For example in 2008 through 2010, one Australian dollar has bought a fluctuating figure at the lowest of 10,400 dong and up to as high as 17,800 dong.
Vietnam is phasing out paper notes, and moving up by issuing polymer notes. I have posted some pictures on this page.

. A word of warning.... Be careful with the new 10,000 and 100,000 dong notes. The colours are very similar and often mistaken in poor light or those with a little colour blindness with grays and greens. You should be able to see the similarities with the 10,000 note at the top of this page and the 100,000 notes held in hand at the bottom of the page.

There also the blue 20,000 note, the pink 50,000 note and the larger 200,000 and 500,000 notes. Of the larger notes, you find street vendors will have difficulty in accepting a 100,000 note due to them having a lack of sufficient smaller notes to give change. So you can easily imagine the difficulty you will face with the two largest notes.

Throughout Vietnam, everybody accepts Vietnamese dong. Generally, only hotels and restaurants favouring foreign visitors advertise their prices in US dollars. Many street merchants punting to the foreigner ask for US dollars also.

Now there is a big tip here in saving you a fair bit of money. Those who ask for US dollars. I was looking at some leather goods from a street merchant. I asked the price, and the reply was $5 USD. I then asked, "How much in dong?" The answer was 50,000 dong. At that time, one US dollar was buying over 16,000 dong. This essentially meant that under the exchange rate, paying by USD would equate to over 80,000 dong.
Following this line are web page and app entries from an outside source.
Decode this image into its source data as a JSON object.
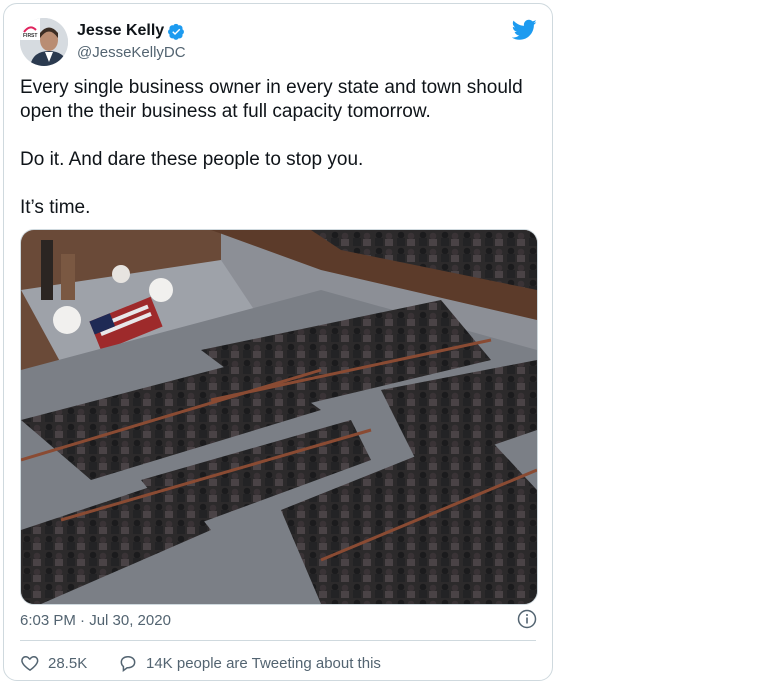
{
  "tweet": {
    "author": {
      "display_name": "Jesse Kelly",
      "handle": "@JesseKellyDC",
      "avatar_text": "FIRST"
    },
    "text_paragraphs": [
      "Every single business owner in every state and town should open the their business at full capacity tomorrow.",
      "Do it. And dare these people to stop you.",
      "It’s time."
    ],
    "timestamp": "6:03 PM · Jul 30, 2020",
    "stats": {
      "likes": "28.5K",
      "tweeting_text": "14K people are Tweeting about this"
    }
  },
  "colors": {
    "accent": "#1d9bf0",
    "text": "#0f1419",
    "secondary_text": "#536471",
    "border": "#cfd9de"
  },
  "icons": [
    "verified-badge-icon",
    "twitter-bird-icon",
    "info-icon",
    "heart-icon",
    "speech-bubble-icon"
  ]
}
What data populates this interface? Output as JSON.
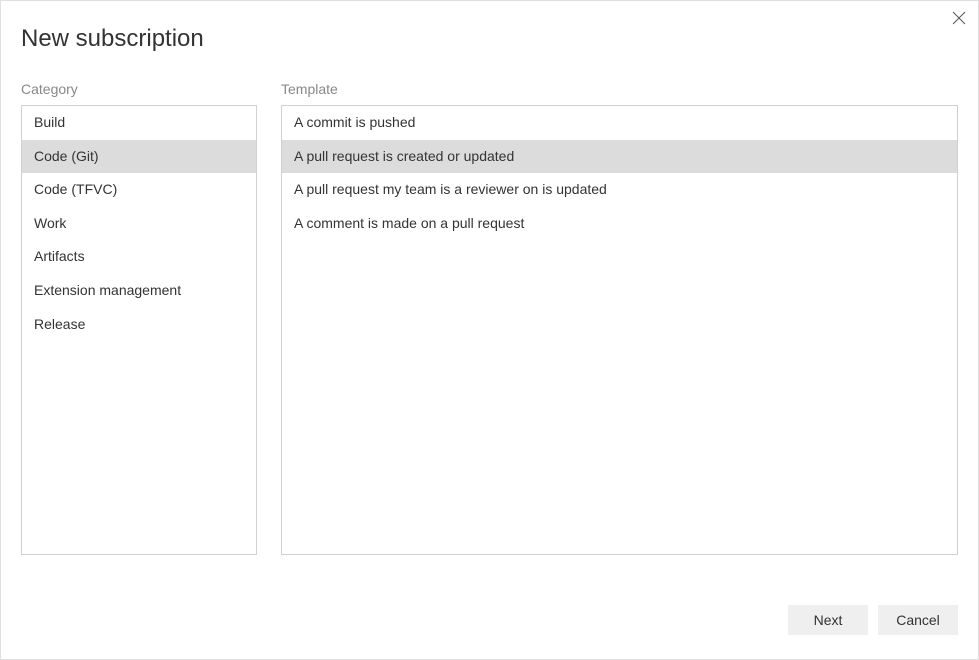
{
  "dialog": {
    "title": "New subscription",
    "category_label": "Category",
    "template_label": "Template"
  },
  "categories": [
    {
      "label": "Build",
      "selected": false
    },
    {
      "label": "Code (Git)",
      "selected": true
    },
    {
      "label": "Code (TFVC)",
      "selected": false
    },
    {
      "label": "Work",
      "selected": false
    },
    {
      "label": "Artifacts",
      "selected": false
    },
    {
      "label": "Extension management",
      "selected": false
    },
    {
      "label": "Release",
      "selected": false
    }
  ],
  "templates": [
    {
      "label": "A commit is pushed",
      "selected": false
    },
    {
      "label": "A pull request is created or updated",
      "selected": true
    },
    {
      "label": "A pull request my team is a reviewer on is updated",
      "selected": false
    },
    {
      "label": "A comment is made on a pull request",
      "selected": false
    }
  ],
  "footer": {
    "next_label": "Next",
    "cancel_label": "Cancel"
  }
}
If you need to exchange your foreign currency, virtually all hotels will accommodate you. But be wary of the exchange rates they offer you. They of course only offer currency exchange on the basis they can make a profit out of doing so, however, the exchange rate they offer could be substantially more in their favour then what is offered at banks. I asked at one hotel, and on each US dollar, they would give me 14,000 dong, while at that time, the bank up the street was offering over 15,000 dong in exchange. My advice - shop around.
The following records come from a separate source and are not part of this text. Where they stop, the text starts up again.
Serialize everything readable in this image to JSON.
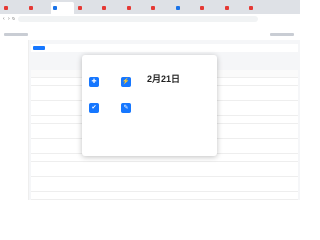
{
  "browser": {
    "tabs": [
      {
        "label": "",
        "color": "#e53935"
      },
      {
        "label": "",
        "color": "#e53935"
      },
      {
        "label": "",
        "color": "#1a73e8"
      },
      {
        "label": "",
        "color": "#e53935"
      },
      {
        "label": "",
        "color": "#e53935"
      },
      {
        "label": "",
        "color": "#e53935"
      },
      {
        "label": "",
        "color": "#e53935"
      },
      {
        "label": "",
        "color": "#1a73e8"
      },
      {
        "label": "",
        "color": "#e53935"
      },
      {
        "label": "",
        "color": "#e53935"
      },
      {
        "label": "",
        "color": "#e53935"
      }
    ],
    "url": ""
  },
  "popup": {
    "date": "2月21日",
    "tiles": [
      {
        "icon": "plus-icon",
        "glyph": "✚",
        "label": ""
      },
      {
        "icon": "lightning-icon",
        "glyph": "⚡",
        "label": ""
      },
      {
        "icon": "check-icon",
        "glyph": "✔",
        "label": ""
      },
      {
        "icon": "edit-icon",
        "glyph": "✎",
        "label": ""
      }
    ]
  }
}
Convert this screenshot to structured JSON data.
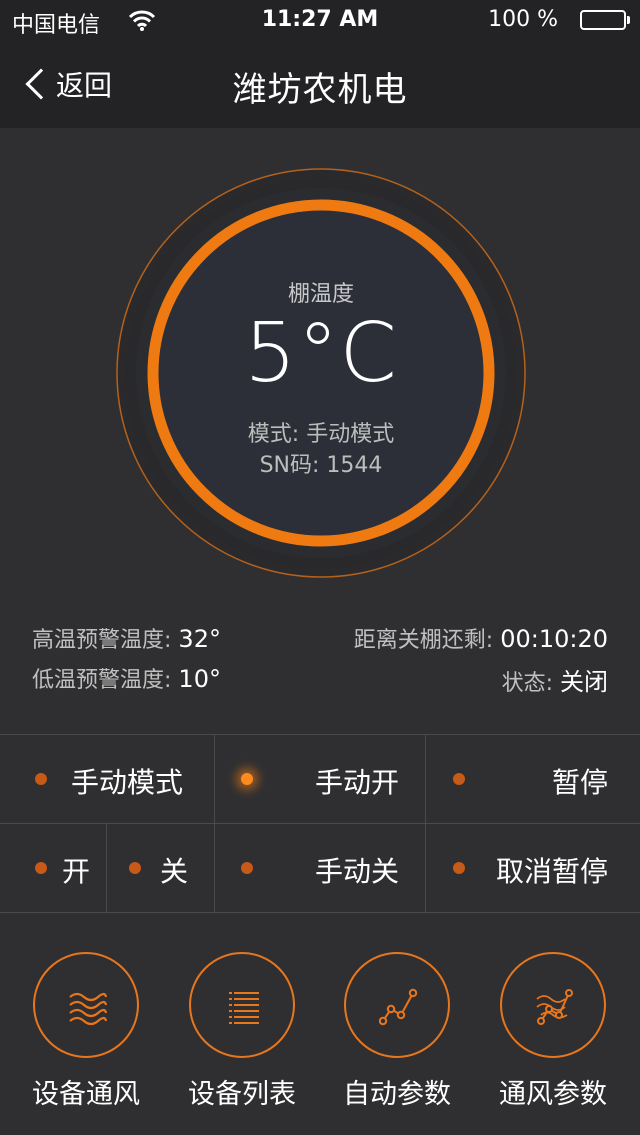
{
  "status_bar": {
    "carrier": "中国电信",
    "time": "11:27 AM",
    "battery": "100 %"
  },
  "nav": {
    "back_label": "返回",
    "title": "潍坊农机电"
  },
  "dial": {
    "label": "棚温度",
    "value": "5°C",
    "mode": "模式: 手动模式",
    "sn": "SN码: 1544",
    "accent_color": "#f07a12"
  },
  "info": {
    "high_alert_label": "高温预警温度:",
    "high_alert_value": "32°",
    "low_alert_label": "低温预警温度:",
    "low_alert_value": "10°",
    "countdown_label": "距离关棚还剩:",
    "countdown_value": "00:10:20",
    "status_label": "状态:",
    "status_value": "关闭"
  },
  "controls": {
    "manual_mode": "手动模式",
    "manual_open": "手动开",
    "pause": "暂停",
    "open": "开",
    "close": "关",
    "manual_close": "手动关",
    "cancel_pause": "取消暂停"
  },
  "footer": {
    "items": [
      {
        "label": "设备通风",
        "icon": "wind-waves-icon"
      },
      {
        "label": "设备列表",
        "icon": "list-icon"
      },
      {
        "label": "自动参数",
        "icon": "line-chart-icon"
      },
      {
        "label": "通风参数",
        "icon": "wind-chart-icon"
      }
    ]
  }
}
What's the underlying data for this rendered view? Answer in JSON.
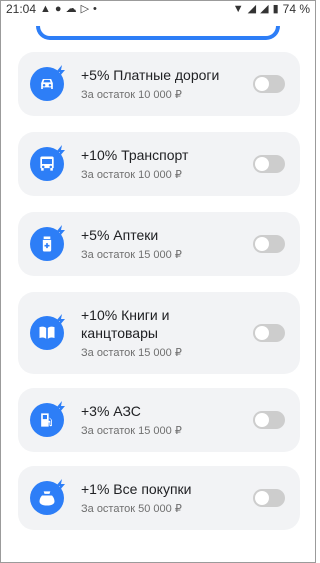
{
  "status": {
    "time": "21:04",
    "battery": "74 %"
  },
  "items": [
    {
      "title": "+5% Платные дороги",
      "subtitle": "За остаток 10 000 ₽",
      "icon": "car-icon",
      "enabled": false
    },
    {
      "title": "+10% Транспорт",
      "subtitle": "За остаток 10 000 ₽",
      "icon": "bus-icon",
      "enabled": false
    },
    {
      "title": "+5% Аптеки",
      "subtitle": "За остаток 15 000 ₽",
      "icon": "pharmacy-icon",
      "enabled": false
    },
    {
      "title": "+10% Книги и канцтовары",
      "subtitle": "За остаток 15 000 ₽",
      "icon": "book-icon",
      "enabled": false
    },
    {
      "title": "+3% АЗС",
      "subtitle": "За остаток 15 000 ₽",
      "icon": "fuel-pump-icon",
      "enabled": false
    },
    {
      "title": "+1% Все покупки",
      "subtitle": "За остаток 50 000 ₽",
      "icon": "shopping-bag-icon",
      "enabled": false
    }
  ],
  "colors": {
    "accent": "#2d7ef7",
    "card": "#f2f3f5",
    "toggle_off": "#cdcdcd"
  }
}
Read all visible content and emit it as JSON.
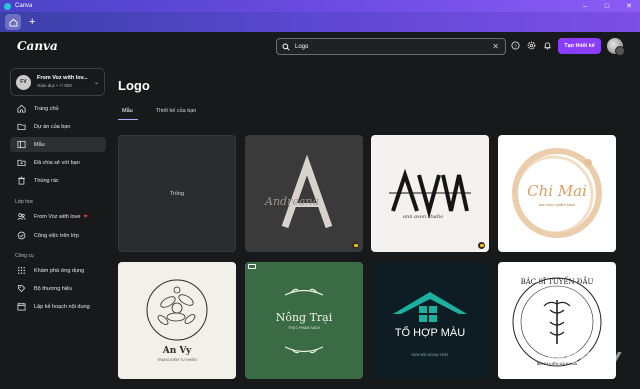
{
  "window": {
    "title": "Canva"
  },
  "header": {
    "logo": "Canva",
    "search_value": "Logo",
    "create_button": "Tạo thiết kế"
  },
  "sidebar": {
    "team_name": "From Voz with lov...",
    "team_sub": "Giáo dục • ⚇ 820",
    "team_initials": "FV",
    "items": [
      {
        "label": "Trang chủ",
        "icon": "home-icon"
      },
      {
        "label": "Dự án của bạn",
        "icon": "folder-icon"
      },
      {
        "label": "Mẫu",
        "icon": "templates-icon"
      },
      {
        "label": "Đã chia sẻ với bạn",
        "icon": "shared-icon"
      },
      {
        "label": "Thùng rác",
        "icon": "trash-icon"
      }
    ],
    "class_section": "Lớp học",
    "class_items": [
      {
        "label": "From Voz with love",
        "icon": "people-icon"
      },
      {
        "label": "Công việc trên lớp",
        "icon": "classwork-icon"
      }
    ],
    "tools_section": "Công cụ",
    "tool_items": [
      {
        "label": "Khám phá ứng dụng",
        "icon": "apps-icon"
      },
      {
        "label": "Bộ thương hiệu",
        "icon": "brand-icon"
      },
      {
        "label": "Lập kế hoạch nội dung",
        "icon": "calendar-icon"
      }
    ]
  },
  "main": {
    "title": "Logo",
    "tabs": [
      "Mẫu",
      "Thiết kế của bạn"
    ],
    "empty_card": "Trống",
    "templates": [
      {
        "name": "Andreana",
        "letter": "A"
      },
      {
        "name": "ann avon studio",
        "letters": "AAW"
      },
      {
        "name": "Chi Mai",
        "sub": "bán thực phẩm sạch"
      },
      {
        "name": "An Vy",
        "sub": "TRANG ĐIỂM TỰ NHIÊN"
      },
      {
        "name": "Nông Trại",
        "sub": "THỰC PHẨM SẠCH"
      },
      {
        "name": "TỔ HỢP MÀU",
        "sub": "SƠN NỘI NGOẠI THẤT"
      },
      {
        "name": "BÁC SĨ TUYẾN ĐẦU",
        "sub": "BỆNH VIỆN ĐA KHOA"
      }
    ]
  },
  "colors": {
    "accent": "#8b3dff",
    "background": "#18191b",
    "card": "#2b2c30"
  },
  "watermark": "Webuy"
}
In late 2008, it was featured on Vietnamese media about a sudden influx of counterfeit Vietnamese notes turning up across the country, but mainly in Hanoi. While Vietnam is now converting over to the polymer note, in the poverty and country areas, paper notes are still in abundance. The media reported it was mostly those people who were presenting counterfeit polymer notes to banks and city stores. It was suggested that the Vietnamese in the lower economy areas were receiving these notes, not able to quickly recognize they were fake, and as such, were passing them on. The pictures of the notes in the media were sufficient to show they were clearly poor fakes. Hence, anyone regularly handling them would spot the fake in a heart beat.
In 2007, an American fellow showed me two of the older style 10,000 dong notes he had received in change from a street merchant. When he retrieved them later from his breast pocket, he noticed they looked different to the norm. He showed them to me. While the paper was crisp and not wrinkled, the printed image presented as old and used. It was more than obvious they were computer scanned images printed on plain paper with a desk top printer, particularly since the serial number on both were identical.
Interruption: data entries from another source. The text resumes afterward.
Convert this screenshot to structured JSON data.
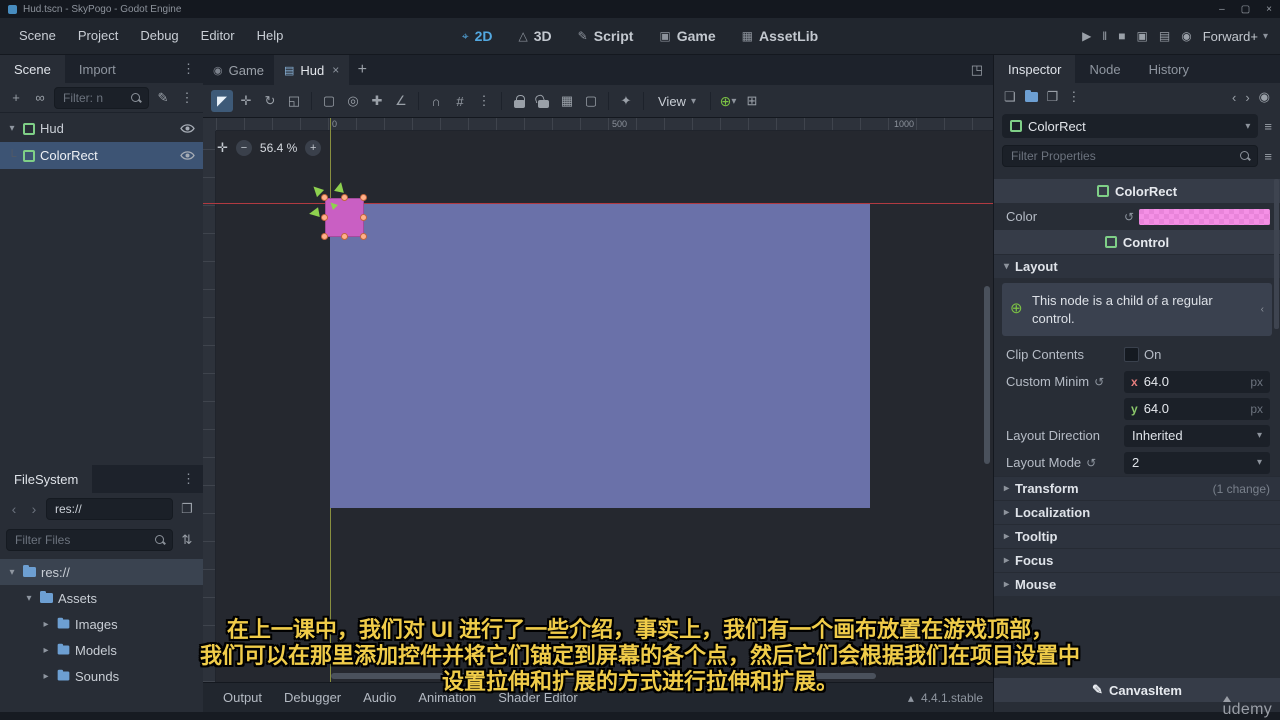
{
  "titlebar": {
    "title": "Hud.tscn - SkyPogo - Godot Engine"
  },
  "menubar": {
    "menus": [
      "Scene",
      "Project",
      "Debug",
      "Editor",
      "Help"
    ],
    "workspaces": [
      "2D",
      "3D",
      "Script",
      "Game",
      "AssetLib"
    ],
    "renderer": "Forward+"
  },
  "scene_dock": {
    "tabs": [
      "Scene",
      "Import"
    ],
    "filter_placeholder": "Filter: n",
    "nodes": [
      {
        "label": "Hud"
      },
      {
        "label": "ColorRect"
      }
    ]
  },
  "filesystem": {
    "title": "FileSystem",
    "path": "res://",
    "filter_placeholder": "Filter Files",
    "items": [
      {
        "label": "res://"
      },
      {
        "label": "Assets"
      },
      {
        "label": "Images"
      },
      {
        "label": "Models"
      },
      {
        "label": "Sounds"
      }
    ]
  },
  "viewport": {
    "tabs": [
      "Game",
      "Hud"
    ],
    "view_menu": "View",
    "zoom": "56.4 %",
    "ruler_top": [
      "0",
      "500",
      "1000"
    ]
  },
  "inspector": {
    "tabs": [
      "Inspector",
      "Node",
      "History"
    ],
    "node_name": "ColorRect",
    "filter_placeholder": "Filter Properties",
    "category_colorrect": "ColorRect",
    "color_label": "Color",
    "category_control": "Control",
    "layout_section": "Layout",
    "layout_info": "This node is a child of a regular control.",
    "clip_contents_label": "Clip Contents",
    "clip_contents_value": "On",
    "custom_minimum_label": "Custom Minim",
    "x_label": "x",
    "x_value": "64.0",
    "y_label": "y",
    "y_value": "64.0",
    "px_suffix": "px",
    "layout_direction_label": "Layout Direction",
    "layout_direction_value": "Inherited",
    "layout_mode_label": "Layout Mode",
    "layout_mode_value": "2",
    "groups": [
      "Transform",
      "Localization",
      "Tooltip",
      "Focus",
      "Mouse"
    ],
    "transform_note": "(1 change)",
    "footer_category": "CanvasItem"
  },
  "bottom_bar": {
    "tabs": [
      "Output",
      "Debugger",
      "Audio",
      "Animation",
      "Shader Editor"
    ],
    "version": "4.4.1.stable"
  },
  "watermark": "udemy",
  "subtitles": [
    "在上一课中，我们对 UI 进行了一些介绍，事实上，我们有一个画布放置在游戏顶部，",
    "我们可以在那里添加控件并将它们锚定到屏幕的各个点，然后它们会根据我们在项目设置中",
    "设置拉伸和扩展的方式进行拉伸和扩展。"
  ],
  "colors": {
    "accent_blue": "#53a8e0",
    "viewport_rect": "#6a71a9",
    "colorrect_pink": "#c95fc3",
    "subtitle_yellow": "#f0cc49",
    "guide_red": "#b13a41",
    "guide_green": "#a2a944"
  },
  "icons": {
    "minimize": "–",
    "maximize": "▢",
    "close": "×",
    "menu": "⋮",
    "chevron_down": "▾",
    "chevron_left": "‹",
    "chevron_right": "›",
    "expanded": "▾",
    "collapsed": "▸",
    "branch": "└",
    "add": "+",
    "instance_link": "∞",
    "script": "✎",
    "ws_2d": "⌖",
    "ws_3d": "△",
    "ws_script": "✎",
    "ws_game": "▣",
    "ws_assetlib": "▦",
    "play": "▶",
    "pause": "‖",
    "stop": "■",
    "remote_debug": "▣",
    "movie_mode": "▤",
    "select_tool": "◤",
    "move_tool": "✛",
    "rotate_tool": "↻",
    "scale_tool": "◱",
    "select_region": "▢",
    "pivot": "◎",
    "pan": "✚",
    "ruler": "∠",
    "smart_snap": "∩",
    "grid_snap": "#",
    "group": "▦",
    "skeleton": "✦",
    "anchor_preset": "⊕",
    "expand_anchors": "⊞",
    "viewport_expand": "◳",
    "center_view": "✛",
    "zoom_out": "−",
    "zoom_in": "+",
    "revert": "↺",
    "new_resource": "❏",
    "save_resource": "❐",
    "copy_path": "❐",
    "pin": "◉",
    "tune": "≡",
    "sort": "⇅",
    "panel_up": "▴",
    "info_anchor": "⊕",
    "canvasitem_class": "✎",
    "game_view": "◉",
    "new_tab": "+",
    "tab_close": "×"
  }
}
In the major cities, you will have virtually no problem finding one. Interestingly enough, within 50 metres of the water puppet theatre entrance in Hanoi, would be at least a dozen of them. In the backpacker  district of HCMC, there would be less than 50 metres between them.  Meanwhile, at Sapa in the mountains of the north west, if there are more than three, it would surprise me. In  the main street / tourist area there are two located about 200 metres apart. When I was there, one was off line and the other could not read my card. I needed to take a motor-bike taxi to another. All persons I spoke to told me it was about 3 kilometres away near the lake and all said there were just three machines in Sapa.

On two separate occasions in Vietnam, I encountered ATM machines that "swallowed" my card mid-transaction. There is a phone number on the machine to call for faults. So with a mobile phone in hand, you call and wait no more than 20  minutes for somebody to come along and retrieve it for you, but make sure you have your ID on you.

Be aware, all ATM's will charge an extra small fee for transactions against a foreign card.

Site Index